SINGAPORE - There has been no uptick in heart attacks or strokes among vaccinated people, and no evidence that the Covid-19 vaccines used here can directly cause them, the Health Sciences Authority (HSA) said on Thursday (May 6).
"A greater frequency of heart attacks and strokes has not been observed in vaccinated persons locally and to date, there is also no evidence that the vaccines can directly cause these events," HSA said in its first update on the safety of the mRNA vaccines used here. Only the Pfizer-BioNTech and Moderna vaccines are used here.
"No deaths from heart attacks, strokes or any other causes suspected to be associated with the vaccines have been reported locally," HSA said.
It had looked at the cases of adverse events - there were 2,796 - that arose from the more than 2.2 million doses administered between Dec 30 and April 18.
Due to the large number of people being vaccinated, some may, by chance, experience medical events such as heart attacks and strokes in the days or weeks after vaccination.
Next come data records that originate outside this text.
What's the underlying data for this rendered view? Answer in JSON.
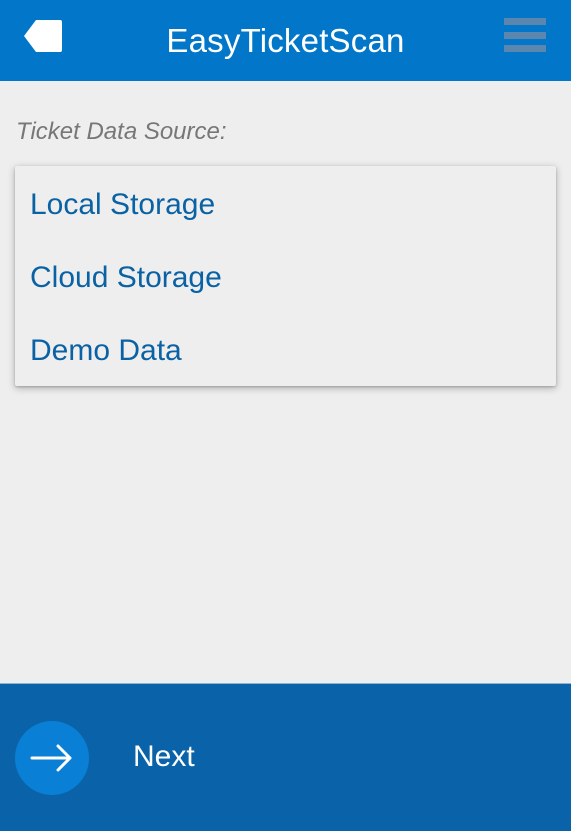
{
  "app_bar": {
    "title": "EasyTicketScan",
    "back_icon": "back-tag-icon",
    "menu_icon": "hamburger-menu-icon",
    "background_color": "#0277c9"
  },
  "source_section": {
    "label": "Ticket Data Source:",
    "options": [
      {
        "label": "Local Storage"
      },
      {
        "label": "Cloud Storage"
      },
      {
        "label": "Demo Data"
      }
    ]
  },
  "bottom_bar": {
    "next_label": "Next",
    "next_icon": "arrow-right-icon",
    "background_color": "#0a63a8"
  }
}
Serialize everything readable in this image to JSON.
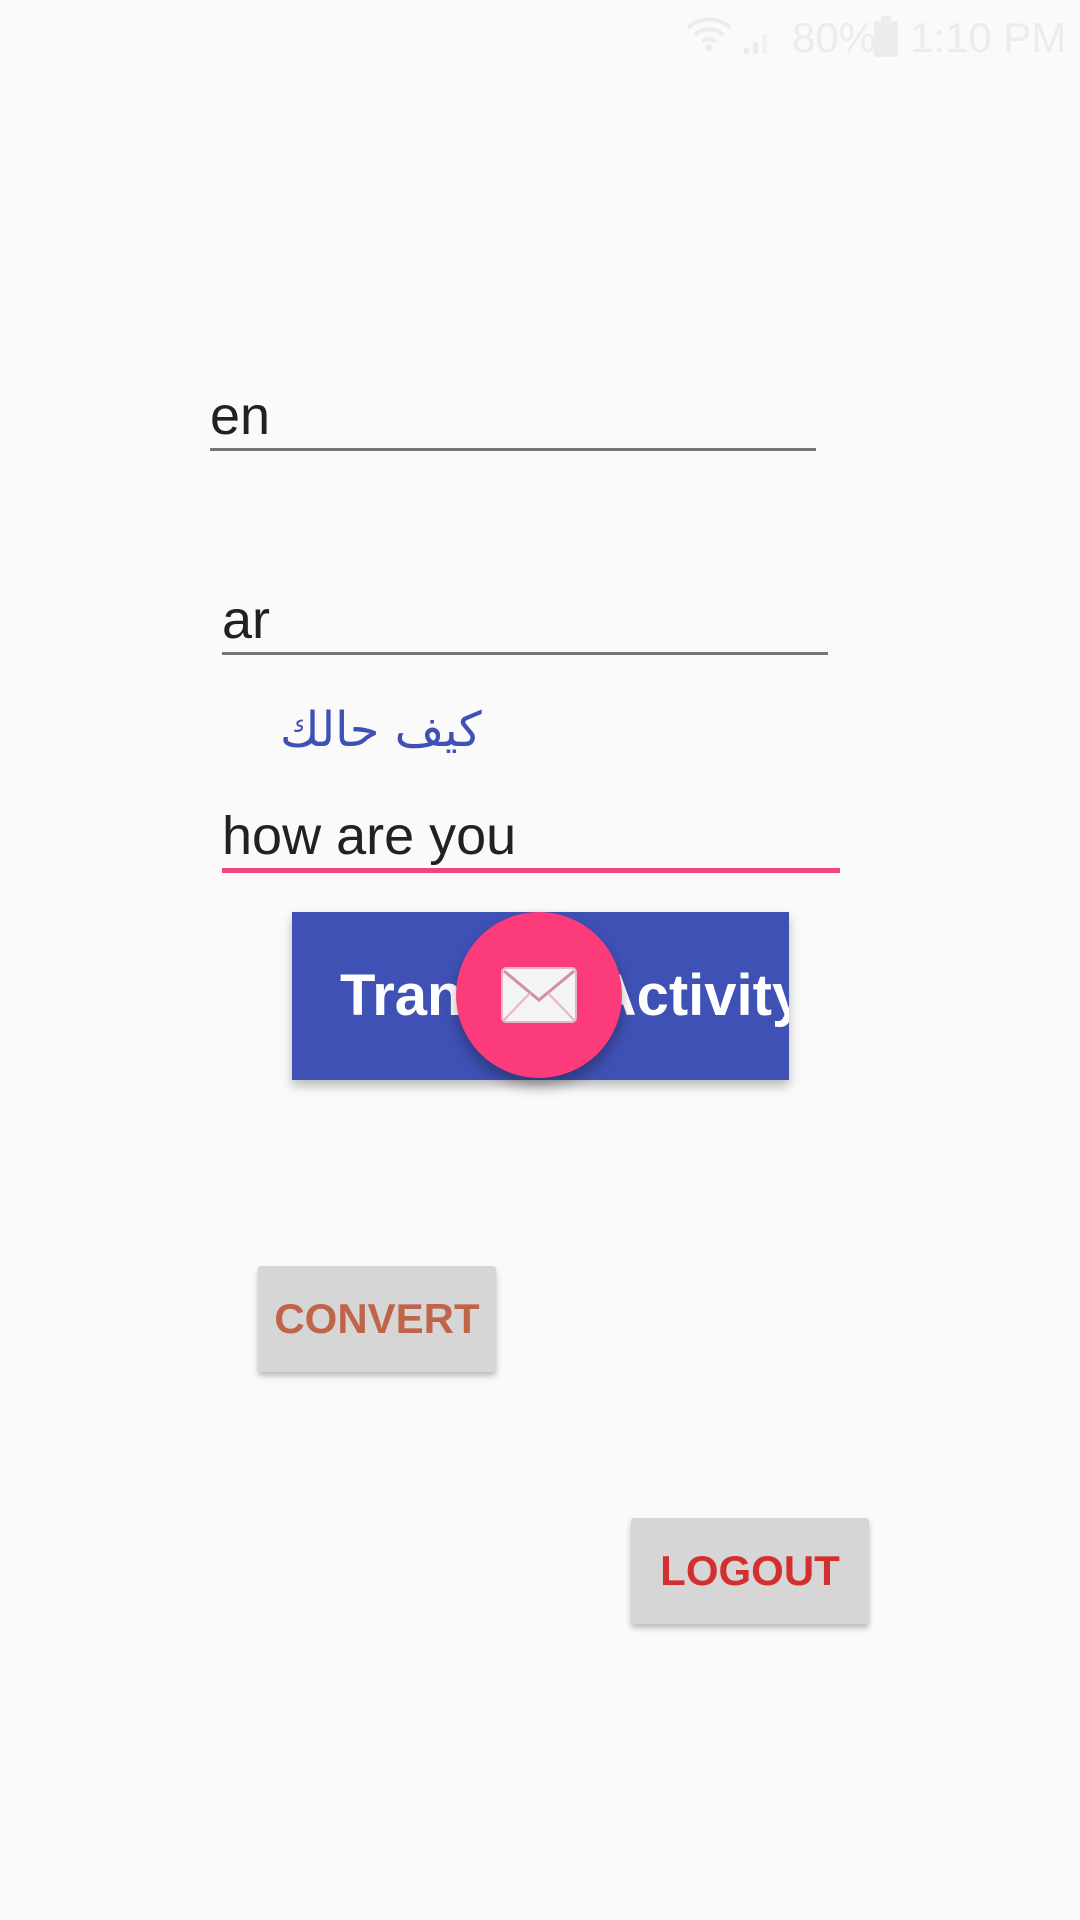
{
  "status_bar": {
    "battery_percent": "80%",
    "time": "1:10 PM",
    "icons": [
      "wifi-icon",
      "signal-icon",
      "battery-icon"
    ]
  },
  "fields": {
    "source_language": "en",
    "target_language": "ar",
    "input_text": "how are you"
  },
  "translated_text": "كيف حالك",
  "activity_button": {
    "label": "TranslateActivity"
  },
  "fab": {
    "icon": "mail-icon",
    "color": "#fc3b7b"
  },
  "buttons": {
    "convert": "CONVERT",
    "logout": "LOGOUT"
  },
  "colors": {
    "primary": "#3f51b5",
    "accent": "#f0457e",
    "background": "#fafafa"
  }
}
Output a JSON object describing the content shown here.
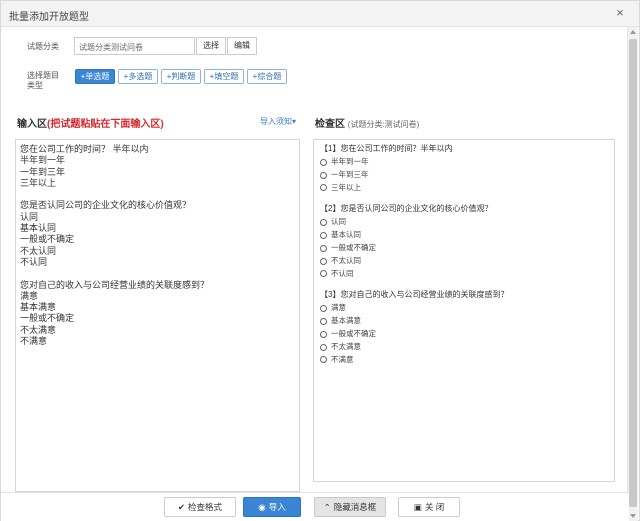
{
  "dialog": {
    "title": "批量添加开放题型",
    "close_glyph": "×"
  },
  "category": {
    "label": "试题分类",
    "value": "试题分类测试问卷",
    "select_label": "选择",
    "edit_label": "编辑"
  },
  "question_types": {
    "label_line1": "选择题目",
    "label_line2": "类型",
    "items": [
      {
        "label": "单选题",
        "active": true
      },
      {
        "label": "多选题",
        "active": false
      },
      {
        "label": "判断题",
        "active": false
      },
      {
        "label": "填空题",
        "active": false
      },
      {
        "label": "综合题",
        "active": false
      }
    ],
    "plus": "+"
  },
  "input_area": {
    "title_a": "输入区",
    "title_b": "(把试题粘贴在下面输入区)",
    "help_label": "导入须知",
    "help_glyph": "▾",
    "lines": [
      "您在公司工作的时间？ 半年以内",
      "半年到一年",
      "一年到三年",
      "三年以上",
      "",
      "您是否认同公司的企业文化的核心价值观？",
      "认同",
      "基本认同",
      "一般或不确定",
      "不太认同",
      "不认同",
      "",
      "您对自己的收入与公司经营业绩的关联度感到？",
      "满意",
      "基本满意",
      "一般或不确定",
      "不太满意",
      "不满意"
    ]
  },
  "check_area": {
    "title": "检查区",
    "subtitle": "(试题分类:测试问卷)",
    "questions": [
      {
        "title": "【1】您在公司工作的时间？半年以内",
        "options": [
          "半年到一年",
          "一年到三年",
          "三年以上"
        ]
      },
      {
        "title": "【2】您是否认同公司的企业文化的核心价值观？",
        "options": [
          "认同",
          "基本认同",
          "一般或不确定",
          "不太认同",
          "不认同"
        ]
      },
      {
        "title": "【3】您对自己的收入与公司经营业绩的关联度感到？",
        "options": [
          "满意",
          "基本满意",
          "一般或不确定",
          "不太满意",
          "不满意"
        ]
      }
    ]
  },
  "footer": {
    "check_format": "检查格式",
    "check_icon": "✔",
    "import": "导入",
    "import_icon": "◉",
    "hide_message": "隐藏消息框",
    "hide_icon": "⌃",
    "close": "关 闭",
    "close_icon": "▣"
  },
  "colors": {
    "accent": "#3a86d4",
    "red": "#d9272e",
    "link": "#3a7bc8"
  }
}
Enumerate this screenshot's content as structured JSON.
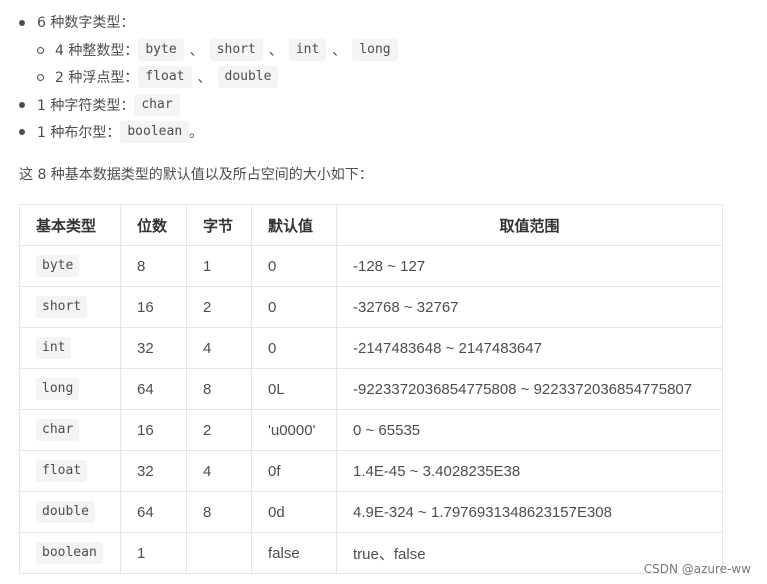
{
  "list": {
    "l1": "6 种数字类型：",
    "l2_prefix": "4 种整数型：",
    "l2_items": [
      "byte",
      "short",
      "int",
      "long"
    ],
    "l3_prefix": "2 种浮点型：",
    "l3_items": [
      "float",
      "double"
    ],
    "l4_prefix": "1 种字符类型：",
    "l4_item": "char",
    "l5_prefix": "1 种布尔型：",
    "l5_item": "boolean",
    "l5_suffix": "。",
    "sep": "、"
  },
  "intro": "这 8 种基本数据类型的默认值以及所占空间的大小如下：",
  "table": {
    "headers": [
      "基本类型",
      "位数",
      "字节",
      "默认值",
      "取值范围"
    ],
    "rows": [
      [
        "byte",
        "8",
        "1",
        "0",
        "-128 ~ 127"
      ],
      [
        "short",
        "16",
        "2",
        "0",
        "-32768 ~ 32767"
      ],
      [
        "int",
        "32",
        "4",
        "0",
        "-2147483648 ~ 2147483647"
      ],
      [
        "long",
        "64",
        "8",
        "0L",
        "-9223372036854775808 ~ 9223372036854775807"
      ],
      [
        "char",
        "16",
        "2",
        "'u0000'",
        "0 ~ 65535"
      ],
      [
        "float",
        "32",
        "4",
        "0f",
        "1.4E-45 ~ 3.4028235E38"
      ],
      [
        "double",
        "64",
        "8",
        "0d",
        "4.9E-324 ~ 1.7976931348623157E308"
      ],
      [
        "boolean",
        "1",
        "",
        "false",
        "true、false"
      ]
    ]
  },
  "watermark": "CSDN @azure-ww"
}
And this may not be related to the vaccination, said HSA.
At a Ministry of Health (MOH) media briefing on Thursday (May 6), an HSA spokesman said it is hard to ascribe causality to heart attacks or strokes as they can happen spontaneously and generally these patients do have underlying medical conditions.
Professor Teo Yik Ying, dean of the National University of Singapore's Saw Swee Hock School of Public Health, said at the briefing that typically, in a three-month period, there would be some 2,000 stroke cases and slightly fewer than 3,000 heart attack cases. People can experience these, whether they are vaccinated or not.
"There have not been any established links between cases of stroke or heart attack with either the Pfizer or Moderna vaccines in the United States, which has seen at least 240 million doses delivered as at May 5," he said.
He said vaccination remains key to the battle against Covid-19 as new variants spread and form clusters here. "The signal from the Tan Tock Seng Hospital (TTSH) cluster is that vaccination helps because it provides much better protection against serious outcomes of infection," he said.
MOH's director of medical services Kenneth Mak had earlier said that eight patients in the TTSH cluster who had been vaccinated were either asymptomatic or exhibited very mild symptoms, and none required oxygen therapy.
"Of those not protected by vaccination, seven of the 20 had need of oxygen therapy," he had said at a May 4 Covid-19 press conference.
MOH said on Thursday it had received and was processing applications for the Vaccine Injury Financial Assistance Programme for Covid-19 vaccination (Vifap).
Under Vifap, which was launched on March 17, those who need inpatient treatment and medical intervention, and who subsequently recover, will get $2,000.
Those who require admission to high dependency or intensive care wards, and subsequently recover, will get $10,000.
Those who die or suffer permanent severe disability as a result of the vaccination will get $225,000.